Task instructions - Make the copy match the entries below exactly, with no pictures carried over.

[Data — start]

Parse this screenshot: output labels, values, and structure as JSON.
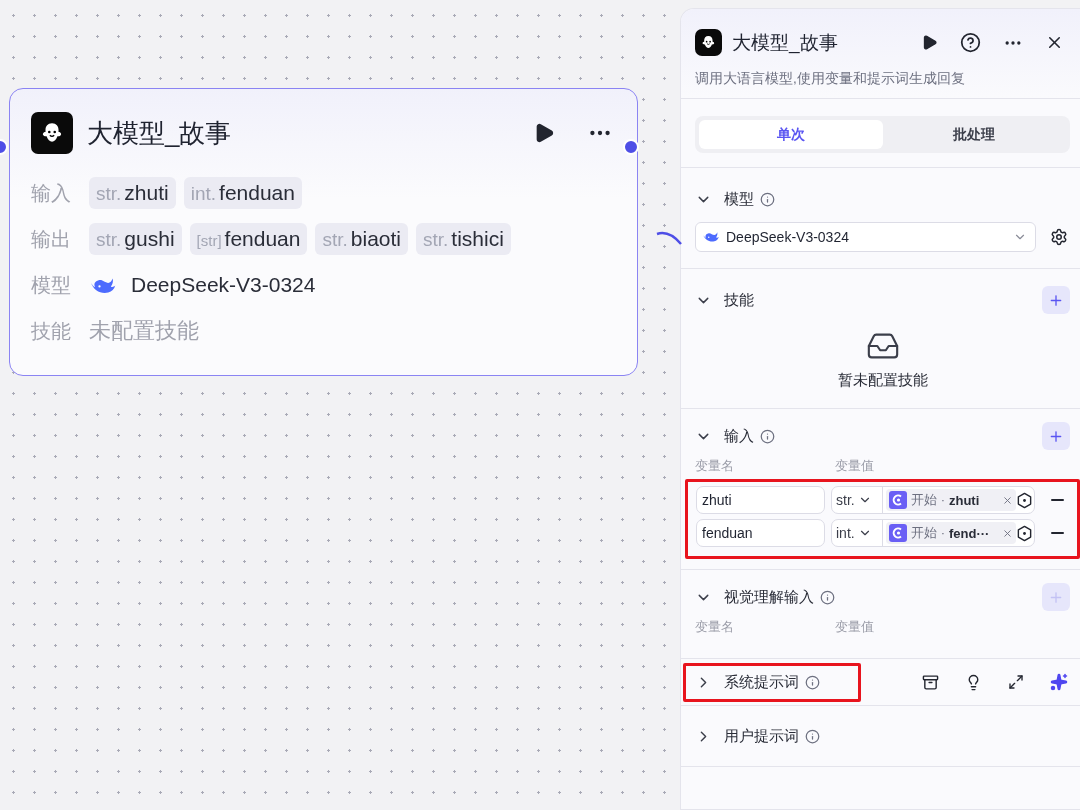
{
  "node": {
    "title": "大模型_故事",
    "rows": [
      {
        "label": "输入",
        "kind": "tags",
        "tags": [
          {
            "type": "str.",
            "name": "zhuti"
          },
          {
            "type": "int.",
            "name": "fenduan"
          }
        ]
      },
      {
        "label": "输出",
        "kind": "tags",
        "tags": [
          {
            "type": "str.",
            "name": "gushi"
          },
          {
            "type": "[str]",
            "name": "fenduan"
          },
          {
            "type": "str.",
            "name": "biaoti"
          },
          {
            "type": "str.",
            "name": "tishici"
          }
        ]
      },
      {
        "label": "模型",
        "kind": "model",
        "value": "DeepSeek-V3-0324"
      },
      {
        "label": "技能",
        "kind": "empty",
        "value": "未配置技能"
      }
    ]
  },
  "panel": {
    "title": "大模型_故事",
    "description": "调用大语言模型,使用变量和提示词生成回复",
    "tabs": [
      {
        "label": "单次",
        "selected": true
      },
      {
        "label": "批处理",
        "selected": false
      }
    ],
    "sections": [
      {
        "kind": "model",
        "title": "模型",
        "expanded": true,
        "info": true,
        "model": "DeepSeek-V3-0324"
      },
      {
        "kind": "skills",
        "title": "技能",
        "expanded": true,
        "info": false,
        "add_button": {
          "disabled": false
        },
        "empty_text": "暂未配置技能"
      },
      {
        "kind": "inputs",
        "title": "输入",
        "expanded": true,
        "info": true,
        "highlighted": true,
        "add_button": {
          "disabled": false
        },
        "columns": [
          "变量名",
          "变量值"
        ],
        "rows": [
          {
            "name": "zhuti",
            "type": "str.",
            "source": "开始",
            "separator": "·",
            "ref": "zhuti"
          },
          {
            "name": "fenduan",
            "type": "int.",
            "source": "开始",
            "separator": "·",
            "ref": "fend···"
          }
        ]
      },
      {
        "kind": "inputs",
        "title": "视觉理解输入",
        "expanded": true,
        "info": true,
        "highlighted": false,
        "add_button": {
          "disabled": true
        },
        "columns": [
          "变量名",
          "变量值"
        ]
      },
      {
        "kind": "prompt",
        "title": "系统提示词",
        "expanded": false,
        "info": true,
        "highlighted": true,
        "tools": true
      },
      {
        "kind": "prompt",
        "title": "用户提示词",
        "expanded": false,
        "info": true,
        "highlighted": false,
        "tools": false
      }
    ]
  }
}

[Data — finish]

Solution -
Parse this screenshot: output labels, values, and structure as JSON.
{
  "node": {
    "title": "大模型_故事",
    "rows": [
      {
        "label": "输入",
        "kind": "tags",
        "tags": [
          {
            "type": "str.",
            "name": "zhuti"
          },
          {
            "type": "int.",
            "name": "fenduan"
          }
        ]
      },
      {
        "label": "输出",
        "kind": "tags",
        "tags": [
          {
            "type": "str.",
            "name": "gushi"
          },
          {
            "type": "[str]",
            "name": "fenduan"
          },
          {
            "type": "str.",
            "name": "biaoti"
          },
          {
            "type": "str.",
            "name": "tishici"
          }
        ]
      },
      {
        "label": "模型",
        "kind": "model",
        "value": "DeepSeek-V3-0324"
      },
      {
        "label": "技能",
        "kind": "empty",
        "value": "未配置技能"
      }
    ]
  },
  "panel": {
    "title": "大模型_故事",
    "description": "调用大语言模型,使用变量和提示词生成回复",
    "tabs": [
      {
        "label": "单次",
        "selected": true
      },
      {
        "label": "批处理",
        "selected": false
      }
    ],
    "sections": [
      {
        "kind": "model",
        "title": "模型",
        "expanded": true,
        "info": true,
        "model": "DeepSeek-V3-0324"
      },
      {
        "kind": "skills",
        "title": "技能",
        "expanded": true,
        "info": false,
        "add_button": {
          "disabled": false
        },
        "empty_text": "暂未配置技能"
      },
      {
        "kind": "inputs",
        "title": "输入",
        "expanded": true,
        "info": true,
        "highlighted": true,
        "add_button": {
          "disabled": false
        },
        "columns": [
          "变量名",
          "变量值"
        ],
        "rows": [
          {
            "name": "zhuti",
            "type": "str.",
            "source": "开始",
            "separator": "·",
            "ref": "zhuti"
          },
          {
            "name": "fenduan",
            "type": "int.",
            "source": "开始",
            "separator": "·",
            "ref": "fend···"
          }
        ]
      },
      {
        "kind": "inputs",
        "title": "视觉理解输入",
        "expanded": true,
        "info": true,
        "highlighted": false,
        "add_button": {
          "disabled": true
        },
        "columns": [
          "变量名",
          "变量值"
        ]
      },
      {
        "kind": "prompt",
        "title": "系统提示词",
        "expanded": false,
        "info": true,
        "highlighted": true,
        "tools": true
      },
      {
        "kind": "prompt",
        "title": "用户提示词",
        "expanded": false,
        "info": true,
        "highlighted": false,
        "tools": false
      }
    ]
  }
}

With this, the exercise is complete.